Sad! Money: Trump’s Many Incorrect Predictions On The Economy
Trump praised the Japanese economic model just as the Lost Decade was beginning.
In an interview with the Washington Post on Saturday, Donald Trump predicted a "very massive recession" was coming, adding that "it's a terrible time right now" to invest in the stock market.
It's not the first time Trump has offered up his economic forecast. In the years before his current run for president, the billionaire businessman and reality TV star has frequently cast himself as an expert on the economy, while providing analysis that often turned out to be wildly incorrect.
During this time, Trump at various points predicted imminent economic collapse, even going so far to suggest in 2011 that the price of bread would soon rise to $25. But his optimistic predictions have been wrong, too, such as when he argued in 2005 and 2006, just before the housing crisis, that the real estate market would continue to be strong.
Here's a rundown of Trump's suspect economic analysis:
1. Trump said in 1991, at the beginning of what is known in Japan as the Lost Decade, that the Japanese economic model was "totally brilliant."
"You look at Japan, the way the've managed their economy, it's totally brilliant," Trump said on Joan Rivers' talk show. "What they've done is totally brilliant."
2. In his 1999 book The America We Deserve, written while he explored a run for president, Trump predicted "an economic crash like we've never seen before".
"The first storm— economic disaster: I hope I'm wrong, but I think we may be facing an economic crash like we've never seen before— probably sooner rather than later. The next president, or maybe the one we've got, could be in office for a stock market crash worse than the one in 1929. I'm not saying this crash will ruin us, but we have to anticipate it and know how to rebound. We'd better be ready, as a nation, to claw our way back up. Right now I'm not seeing the leadership we're going to need."

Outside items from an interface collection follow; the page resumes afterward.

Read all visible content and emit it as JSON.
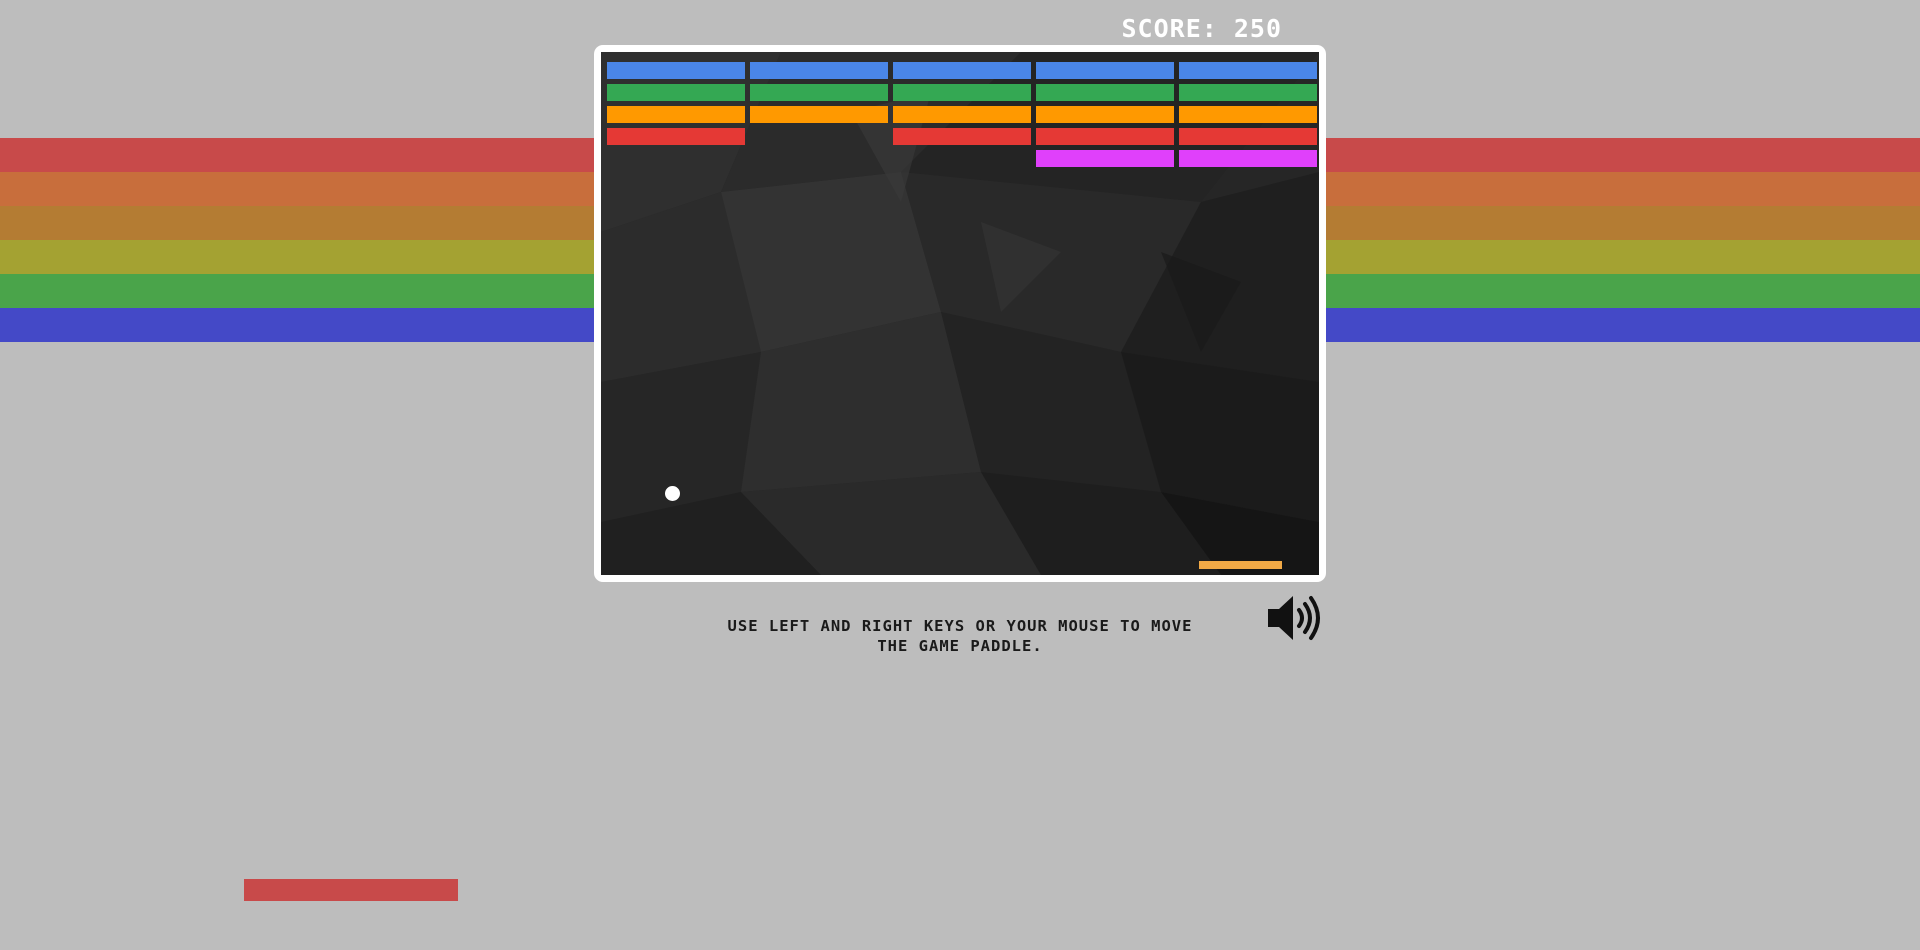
{
  "score": {
    "label": "SCORE:",
    "value": "250",
    "text": "SCORE: 250"
  },
  "instructions": {
    "line1": "USE LEFT AND RIGHT KEYS OR YOUR MOUSE TO MOVE",
    "line2": "THE GAME PADDLE."
  },
  "sound_toggle": {
    "icon": "speaker-volume-icon",
    "state": "on"
  },
  "colors": {
    "page_background": "#bdbdbd",
    "frame": "#ffffff",
    "canvas_background": "#2a2a2a",
    "ball": "#ffffff",
    "paddle": "#f1a946",
    "bottom_bar": "#c84a4a",
    "rainbow": [
      "#c84a4a",
      "#c86e3c",
      "#b47c33",
      "#a4a232",
      "#4aa44a",
      "#4449c7"
    ],
    "brick_colors": {
      "blue": "#4a86e8",
      "green": "#34a853",
      "orange": "#ff9900",
      "red": "#e53935",
      "magenta": "#e040fb"
    }
  },
  "bricks": {
    "columns": 5,
    "rows": [
      [
        "blue",
        "blue",
        "blue",
        "blue",
        "blue"
      ],
      [
        "green",
        "green",
        "green",
        "green",
        "green"
      ],
      [
        "orange",
        "orange",
        "orange",
        "orange",
        "orange"
      ],
      [
        "red",
        null,
        "red",
        "red",
        "red"
      ],
      [
        null,
        null,
        null,
        "magenta",
        "magenta"
      ]
    ]
  }
}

3. By 2001, however, just before the U.S. was hit by a recession, Trump was backtracking on this dire prediction, telling Chris Matthews he thought economic troubles would be confined to stocks and would not hit the real estate market.
"Well, it seems to be a stock market recession," Trump said that April. "It doesn't seem, Chris, to be anything else. I mean, the real estate market in New York has probably never been stronger. It may not be quite as good as it was last year, but it's very, very strong, and very good, and it looks like it's getting better. So it seems to be--I know a lot of friends of mine are just wiped out in the stock market, but real estate's been very good."

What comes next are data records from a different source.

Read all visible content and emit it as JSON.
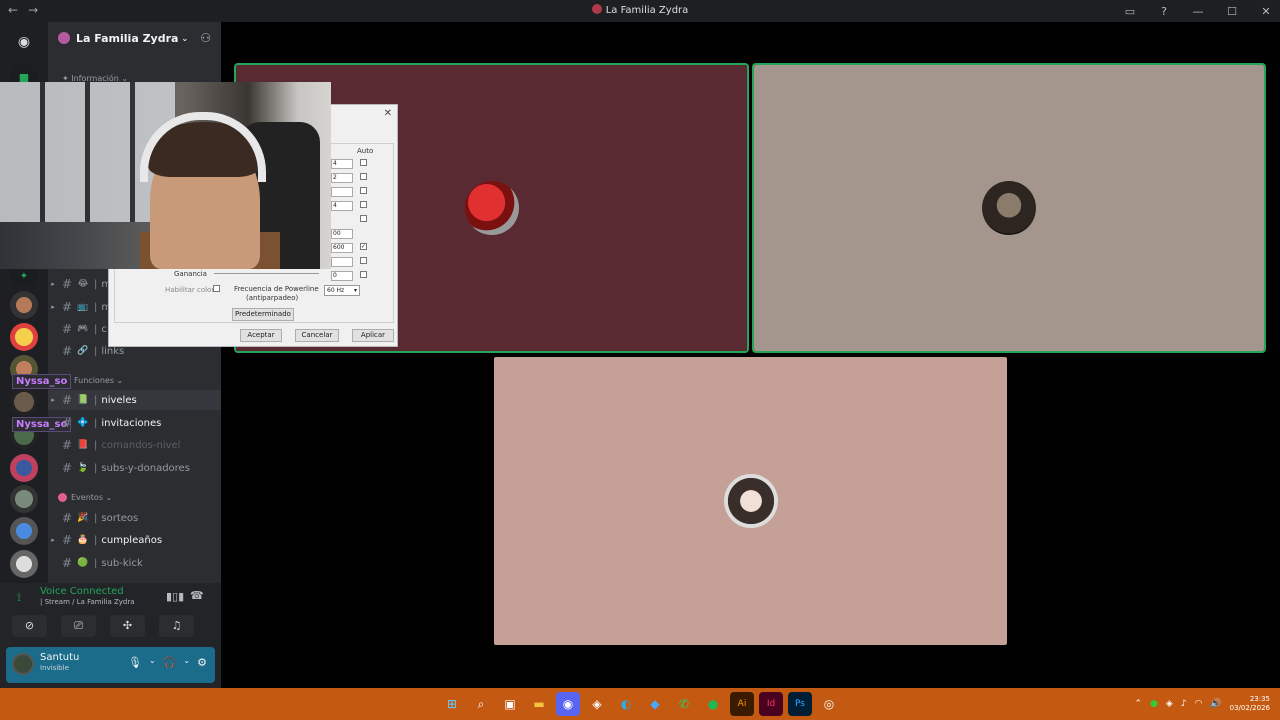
{
  "window": {
    "title": "La Familia Zydra",
    "nav_back": "←",
    "nav_forward": "→",
    "controls": [
      "▭",
      "?",
      "—",
      "☐",
      "✕"
    ]
  },
  "guild": {
    "name": "La Familia Zydra",
    "info_tag": "✦ Información ⌄"
  },
  "channels": [
    {
      "label": "m",
      "emoji": "😂",
      "state": "normal"
    },
    {
      "label": "m",
      "emoji": "📺",
      "state": "normal"
    },
    {
      "label": "c",
      "emoji": "🎮",
      "state": "normal"
    },
    {
      "label": "links",
      "emoji": "🔗",
      "state": "normal"
    }
  ],
  "category_funciones": "Funciones ⌄",
  "channels_funciones": [
    {
      "label": "niveles",
      "emoji": "📗",
      "state": "active"
    },
    {
      "label": "invitaciones",
      "emoji": "💠",
      "state": "unread"
    },
    {
      "label": "comandos-nivel",
      "emoji": "📕",
      "state": "muted"
    },
    {
      "label": "subs-y-donadores",
      "emoji": "🍃",
      "state": "normal"
    }
  ],
  "category_eventos": "Eventos ⌄",
  "channels_eventos": [
    {
      "label": "sorteos",
      "emoji": "🎉",
      "state": "normal"
    },
    {
      "label": "cumpleaños",
      "emoji": "🎂",
      "state": "unread"
    },
    {
      "label": "sub-kick",
      "emoji": "🟢",
      "state": "normal"
    }
  ],
  "nyssa_tags": [
    "Nyssa_so",
    "Nyssa_so"
  ],
  "voice": {
    "status": "Voice Connected",
    "sub": "| Stream / La Familia Zydra"
  },
  "user": {
    "name": "Santutu",
    "status": "Invisible"
  },
  "dialog": {
    "close": "✕",
    "auto_label": "Auto",
    "fields": [
      "4",
      "2",
      "",
      "4",
      "00",
      "600",
      "",
      "0"
    ],
    "checks": [
      "",
      "",
      "",
      "",
      "",
      "✓",
      "",
      ""
    ],
    "gain_label": "Ganancia",
    "color_label": "Habilitar color",
    "powerline_label": "Frecuencia de Powerline",
    "powerline_sub": "(antiparpadeo)",
    "powerline_value": "60 Hz",
    "default_btn": "Predeterminado",
    "ok_btn": "Aceptar",
    "cancel_btn": "Cancelar",
    "apply_btn": "Aplicar"
  },
  "taskbar": {
    "time": "23:35",
    "date": "03/02/2026"
  },
  "colors": {
    "tile1": "#5a2a33",
    "tile2": "#a4968d",
    "tile3": "#c5a097",
    "speaking": "#23a55a",
    "taskbar": "#c45a12",
    "userbar": "#1a6c8a"
  }
}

He later added that he didn't "see a recession."
"Well, they don't invest that much in dot-com stocks so they're not for that," Trump said of his personal associates. "They like General Electric. They like the--the real stocks. And I think that they're not worried. I think that they're making a lot of money and we're building a lot of buildings in the city. A lot of--a lot of construction's going on in New York, and it's filling up as fast as we can build it. So I don't see recession. It could happen, but I don't see it. Certainly it--there isn't right now in New York City."
4. Writing in 2005 on his Trump University blog, Trump advised readers not to worry about the housing bubble bursting.

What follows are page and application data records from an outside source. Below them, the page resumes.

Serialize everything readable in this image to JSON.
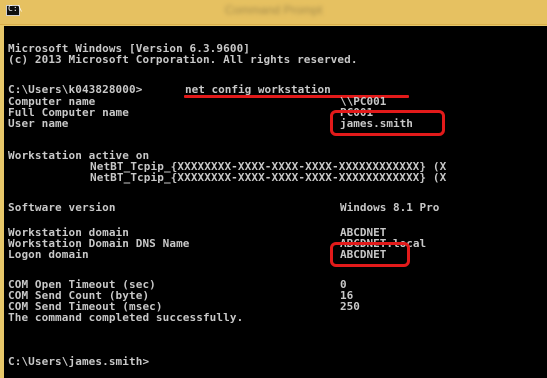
{
  "window": {
    "title": "Command Prompt",
    "icon": "cmd-prompt-icon"
  },
  "console": {
    "banner": [
      "Microsoft Windows [Version 6.3.9600]",
      "(c) 2013 Microsoft Corporation. All rights reserved."
    ],
    "command_prompt": "C:\\Users\\k043828000>",
    "command": "net config workstation",
    "fields": [
      {
        "label": "Computer name",
        "value": "\\\\PC001"
      },
      {
        "label": "Full Computer name",
        "value": "PC001"
      },
      {
        "label": "User name",
        "value": "james.smith"
      }
    ],
    "workstation_heading": "Workstation active on",
    "transports": [
      "NetBT_Tcpip_{XXXXXXXX-XXXX-XXXX-XXXX-XXXXXXXXXXXX} (X",
      "NetBT_Tcpip_{XXXXXXXX-XXXX-XXXX-XXXX-XXXXXXXXXXXX} (X"
    ],
    "software_version": {
      "label": "Software version",
      "value": "Windows 8.1 Pro"
    },
    "domain_fields": [
      {
        "label": "Workstation domain",
        "value": "ABCDNET"
      },
      {
        "label": "Workstation Domain DNS Name",
        "value": "ABCDNET.local"
      },
      {
        "label": "Logon domain",
        "value": "ABCDNET"
      }
    ],
    "com_fields": [
      {
        "label": "COM Open Timeout (sec)",
        "value": "0"
      },
      {
        "label": "COM Send Count (byte)",
        "value": "16"
      },
      {
        "label": "COM Send Timeout (msec)",
        "value": "250"
      }
    ],
    "completion": "The command completed successfully.",
    "final_prompt": "C:\\Users\\james.smith>"
  },
  "highlight_color": "#e21a1a"
}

"With housing prices continuing to rise into the far reaches of the stratosphere, there's a lot of talk about a housing bubble on the brink of bursting. Scared at the possibility, industry watchers have been preaching impending doom, warning house shoppers to be wary of the real estate market," Trump wrote in a post titled "The Housing Bubble: Doom and Gloom Don't Pay."
"As long as interest rates stay low and the dollar stays weak—which is an unfortunate situation, but it happens to be good for real estate—then there will be no burst in the current housing bubble. If interest rates go up precipitously and the dollar gets stronger, then there will be some reduction in housing prices."
5. In 2006, Trump launched Trump Mortgage, saying "the real estate market is going to be very strong for a long time to come."
"I think it's a great time to start a mortgage company," he told CNBC in 2006. "The real estate market is going to be very strong for a long time to come."
The housing market crashed in 2007 and Trump Mortgage went out of business.
6. Under Barack Obama's administration, Trump's predictions turned grim again. In 2011, he said that the price of a loaf of bread would soon soar to $25.
"If oil prices are allowed to inflate and keep inflating, if the dollar keeps going down in value — which is not is not good because you're going to pay $25 for a loaf of bread pretty soon," he told NewsMaxTV. "If you look at what's happening with our food prices, they're going through the roof. We could end up being another Egypt."
"You could have riots in our streets also," Trump went on to add. "So, if he thinks things are going to get worse by the way he phrased that, or by the you phrase, I think there's a very distinct possibility that things could get worse yes."